### Brief
In your copy, reproduce the entries exactly as they are, minus the images.
*** Data ***
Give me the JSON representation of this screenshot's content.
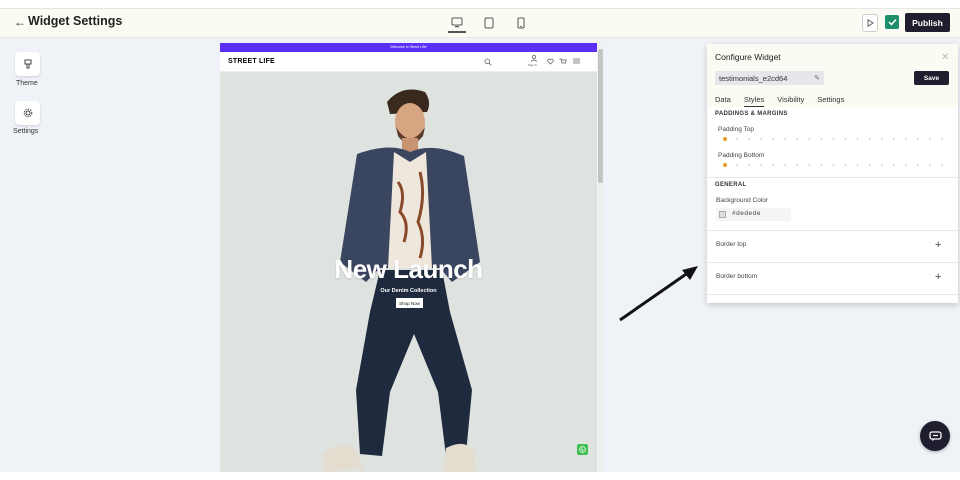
{
  "header": {
    "back_glyph": "←",
    "title": "Widget Settings",
    "publish_label": "Publish"
  },
  "sidebar": {
    "items": [
      {
        "label": "Theme",
        "icon": "brush-icon"
      },
      {
        "label": "Settings",
        "icon": "gear-icon"
      }
    ]
  },
  "preview": {
    "announcement": "Welcome to Street Life!",
    "logo": "STREET LIFE",
    "account_label": "Sign In",
    "hero_title": "New Launch",
    "hero_subtitle": "Our Denim Collection",
    "cta_label": "Shop Now"
  },
  "panel": {
    "title": "Configure Widget",
    "widget_id": "testimonials_e2cd64",
    "save_label": "Save",
    "tabs": [
      {
        "label": "Data"
      },
      {
        "label": "Styles"
      },
      {
        "label": "Visibility"
      },
      {
        "label": "Settings"
      }
    ],
    "active_tab": "Styles",
    "section_padding": "PADDINGS & MARGINS",
    "padding_top_label": "Padding Top",
    "padding_bottom_label": "Padding Bottom",
    "padding_top_value": 0,
    "padding_bottom_value": 0,
    "section_general": "GENERAL",
    "bg_color_label": "Background Color",
    "bg_color_value": "#dedede",
    "border_top_label": "Border top",
    "border_bottom_label": "Border bottom"
  },
  "colors": {
    "accent": "#1e1e2e",
    "announcement_bar": "#5b2ff5",
    "check": "#1f8f6b",
    "slider_dot": "#e0a020",
    "whatsapp": "#3fbf53"
  }
}
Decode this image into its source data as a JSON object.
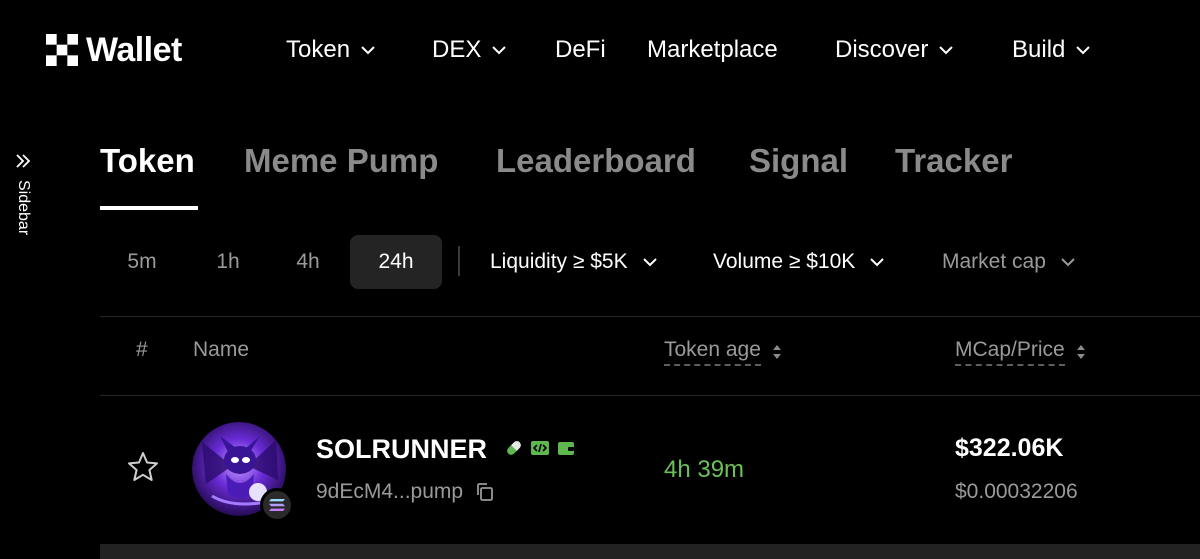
{
  "brand": {
    "name": "Wallet"
  },
  "nav": {
    "items": [
      {
        "label": "Token",
        "has_dropdown": true
      },
      {
        "label": "DEX",
        "has_dropdown": true
      },
      {
        "label": "DeFi",
        "has_dropdown": false
      },
      {
        "label": "Marketplace",
        "has_dropdown": false
      },
      {
        "label": "Discover",
        "has_dropdown": true
      },
      {
        "label": "Build",
        "has_dropdown": true
      }
    ]
  },
  "sidebar": {
    "label": "Sidebar",
    "icon": "double-chevron-right-icon"
  },
  "tabs": [
    {
      "label": "Token",
      "active": true
    },
    {
      "label": "Meme Pump",
      "active": false
    },
    {
      "label": "Leaderboard",
      "active": false
    },
    {
      "label": "Signal",
      "active": false
    },
    {
      "label": "Tracker",
      "active": false
    }
  ],
  "timeframes": [
    {
      "label": "5m",
      "active": false
    },
    {
      "label": "1h",
      "active": false
    },
    {
      "label": "4h",
      "active": false
    },
    {
      "label": "24h",
      "active": true
    }
  ],
  "filters": {
    "liquidity": "Liquidity ≥ $5K",
    "volume": "Volume ≥ $10K",
    "market_cap": "Market cap"
  },
  "table": {
    "headers": {
      "rank": "#",
      "name": "Name",
      "token_age": "Token age",
      "mcap_price": "MCap/Price"
    },
    "rows": [
      {
        "name": "SOLRUNNER",
        "address": "9dEcM4...pump",
        "age": "4h 39m",
        "mcap": "$322.06K",
        "price": "$0.00032206",
        "chain_icon": "solana-icon",
        "badge_icons": [
          "pill-icon",
          "code-icon",
          "wallet-icon"
        ]
      }
    ]
  },
  "colors": {
    "background": "#000000",
    "text_primary": "#ffffff",
    "text_muted": "#9a9a9a",
    "positive": "#6cc05a",
    "badge_green": "#5fb84f",
    "active_chip": "#242424"
  }
}
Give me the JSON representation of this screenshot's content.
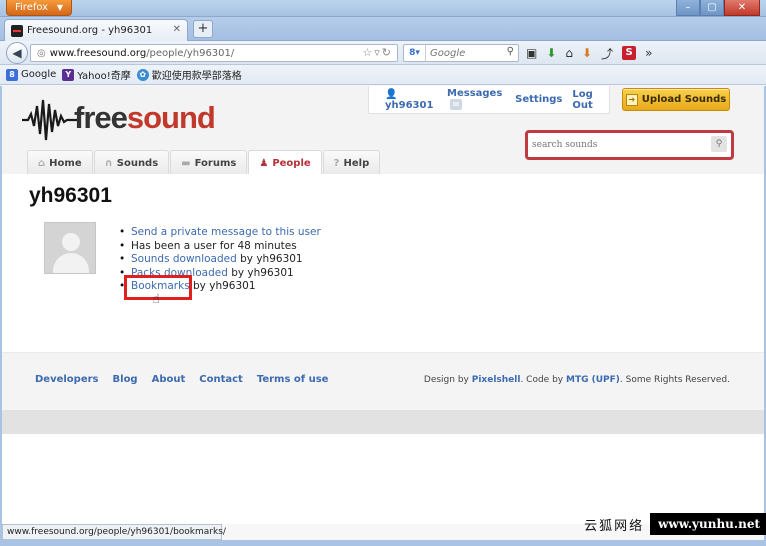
{
  "browser": {
    "app_button": "Firefox",
    "tab_title": "Freesound.org - yh96301",
    "new_tab": "+",
    "url_host": "www.freesound.org",
    "url_path": "/people/yh96301/",
    "search_engine_placeholder": "Google",
    "status_url": "www.freesound.org/people/yh96301/bookmarks/",
    "bookmarks": [
      {
        "label": "Google"
      },
      {
        "label": "Yahoo!奇摩"
      },
      {
        "label": "歡迎使用款學部落格"
      }
    ]
  },
  "site": {
    "logo": "freesound",
    "userbar": {
      "username": "yh96301",
      "messages": "Messages",
      "settings": "Settings",
      "logout": "Log Out"
    },
    "upload_button": "Upload Sounds",
    "search_placeholder": "search sounds",
    "nav": [
      {
        "label": "Home",
        "icon": "home-icon"
      },
      {
        "label": "Sounds",
        "icon": "headphones-icon"
      },
      {
        "label": "Forums",
        "icon": "speech-bubble-icon"
      },
      {
        "label": "People",
        "icon": "people-icon",
        "active": true
      },
      {
        "label": "Help",
        "icon": "help-icon"
      }
    ]
  },
  "profile": {
    "username": "yh96301",
    "send_message": "Send a private message to this user",
    "member_for": "Has been a user for 48 minutes",
    "sounds_link": "Sounds downloaded",
    "packs_link": "Packs downloaded",
    "bookmarks_link": "Bookmarks",
    "by_suffix": " by yh96301"
  },
  "footer": {
    "links": [
      "Developers",
      "Blog",
      "About",
      "Contact",
      "Terms of use"
    ],
    "credit_prefix": "Design by ",
    "credit_design": "Pixelshell",
    "credit_mid": ". Code by ",
    "credit_code": "MTG (UPF)",
    "credit_suffix": ". Some Rights Reserved."
  },
  "watermark": {
    "cn": "云狐网络",
    "url": "www.yunhu.net"
  },
  "colors": {
    "accent_red": "#c03a43",
    "link_blue": "#3c6ab0",
    "upload_yellow": "#f2bc2e"
  }
}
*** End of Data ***
### Answer box
Give me the JSON representation of this screenshot's content.
{
  "header": {
    "back_glyph": "←",
    "title": "Widget Settings",
    "publish_label": "Publish"
  },
  "sidebar": {
    "items": [
      {
        "label": "Theme",
        "icon": "brush-icon"
      },
      {
        "label": "Settings",
        "icon": "gear-icon"
      }
    ]
  },
  "preview": {
    "announcement": "Welcome to Street Life!",
    "logo": "STREET LIFE",
    "account_label": "Sign In",
    "hero_title": "New Launch",
    "hero_subtitle": "Our Denim Collection",
    "cta_label": "Shop Now"
  },
  "panel": {
    "title": "Configure Widget",
    "widget_id": "testimonials_e2cd64",
    "save_label": "Save",
    "tabs": [
      {
        "label": "Data"
      },
      {
        "label": "Styles"
      },
      {
        "label": "Visibility"
      },
      {
        "label": "Settings"
      }
    ],
    "active_tab": "Styles",
    "section_padding": "PADDINGS & MARGINS",
    "padding_top_label": "Padding Top",
    "padding_bottom_label": "Padding Bottom",
    "padding_top_value": 0,
    "padding_bottom_value": 0,
    "section_general": "GENERAL",
    "bg_color_label": "Background Color",
    "bg_color_value": "#dedede",
    "border_top_label": "Border top",
    "border_bottom_label": "Border bottom"
  },
  "colors": {
    "accent": "#1e1e2e",
    "announcement_bar": "#5b2ff5",
    "check": "#1f8f6b",
    "slider_dot": "#e0a020",
    "whatsapp": "#3fbf53"
  }
}
Decode this image into its source data as a JSON object.
{
  "brand": {
    "name": "Wallet"
  },
  "nav": {
    "items": [
      {
        "label": "Token",
        "has_dropdown": true
      },
      {
        "label": "DEX",
        "has_dropdown": true
      },
      {
        "label": "DeFi",
        "has_dropdown": false
      },
      {
        "label": "Marketplace",
        "has_dropdown": false
      },
      {
        "label": "Discover",
        "has_dropdown": true
      },
      {
        "label": "Build",
        "has_dropdown": true
      }
    ]
  },
  "sidebar": {
    "label": "Sidebar",
    "icon": "double-chevron-right-icon"
  },
  "tabs": [
    {
      "label": "Token",
      "active": true
    },
    {
      "label": "Meme Pump",
      "active": false
    },
    {
      "label": "Leaderboard",
      "active": false
    },
    {
      "label": "Signal",
      "active": false
    },
    {
      "label": "Tracker",
      "active": false
    }
  ],
  "timeframes": [
    {
      "label": "5m",
      "active": false
    },
    {
      "label": "1h",
      "active": false
    },
    {
      "label": "4h",
      "active": false
    },
    {
      "label": "24h",
      "active": true
    }
  ],
  "filters": {
    "liquidity": "Liquidity ≥ $5K",
    "volume": "Volume ≥ $10K",
    "market_cap": "Market cap"
  },
  "table": {
    "headers": {
      "rank": "#",
      "name": "Name",
      "token_age": "Token age",
      "mcap_price": "MCap/Price"
    },
    "rows": [
      {
        "name": "SOLRUNNER",
        "address": "9dEcM4...pump",
        "age": "4h 39m",
        "mcap": "$322.06K",
        "price": "$0.00032206",
        "chain_icon": "solana-icon",
        "badge_icons": [
          "pill-icon",
          "code-icon",
          "wallet-icon"
        ]
      }
    ]
  },
  "colors": {
    "background": "#000000",
    "text_primary": "#ffffff",
    "text_muted": "#9a9a9a",
    "positive": "#6cc05a",
    "badge_green": "#5fb84f",
    "active_chip": "#242424"
  }
}
Give me the JSON representation of this screenshot's content.
{
  "browser": {
    "app_button": "Firefox",
    "tab_title": "Freesound.org - yh96301",
    "new_tab": "+",
    "url_host": "www.freesound.org",
    "url_path": "/people/yh96301/",
    "search_engine_placeholder": "Google",
    "status_url": "www.freesound.org/people/yh96301/bookmarks/",
    "bookmarks": [
      {
        "label": "Google"
      },
      {
        "label": "Yahoo!奇摩"
      },
      {
        "label": "歡迎使用款學部落格"
      }
    ]
  },
  "site": {
    "logo": "freesound",
    "userbar": {
      "username": "yh96301",
      "messages": "Messages",
      "settings": "Settings",
      "logout": "Log Out"
    },
    "upload_button": "Upload Sounds",
    "search_placeholder": "search sounds",
    "nav": [
      {
        "label": "Home",
        "icon": "home-icon"
      },
      {
        "label": "Sounds",
        "icon": "headphones-icon"
      },
      {
        "label": "Forums",
        "icon": "speech-bubble-icon"
      },
      {
        "label": "People",
        "icon": "people-icon",
        "active": true
      },
      {
        "label": "Help",
        "icon": "help-icon"
      }
    ]
  },
  "profile": {
    "username": "yh96301",
    "send_message": "Send a private message to this user",
    "member_for": "Has been a user for 48 minutes",
    "sounds_link": "Sounds downloaded",
    "packs_link": "Packs downloaded",
    "bookmarks_link": "Bookmarks",
    "by_suffix": " by yh96301"
  },
  "footer": {
    "links": [
      "Developers",
      "Blog",
      "About",
      "Contact",
      "Terms of use"
    ],
    "credit_prefix": "Design by ",
    "credit_design": "Pixelshell",
    "credit_mid": ". Code by ",
    "credit_code": "MTG (UPF)",
    "credit_suffix": ". Some Rights Reserved."
  },
  "watermark": {
    "cn": "云狐网络",
    "url": "www.yunhu.net"
  },
  "colors": {
    "accent_red": "#c03a43",
    "link_blue": "#3c6ab0",
    "upload_yellow": "#f2bc2e"
  }
}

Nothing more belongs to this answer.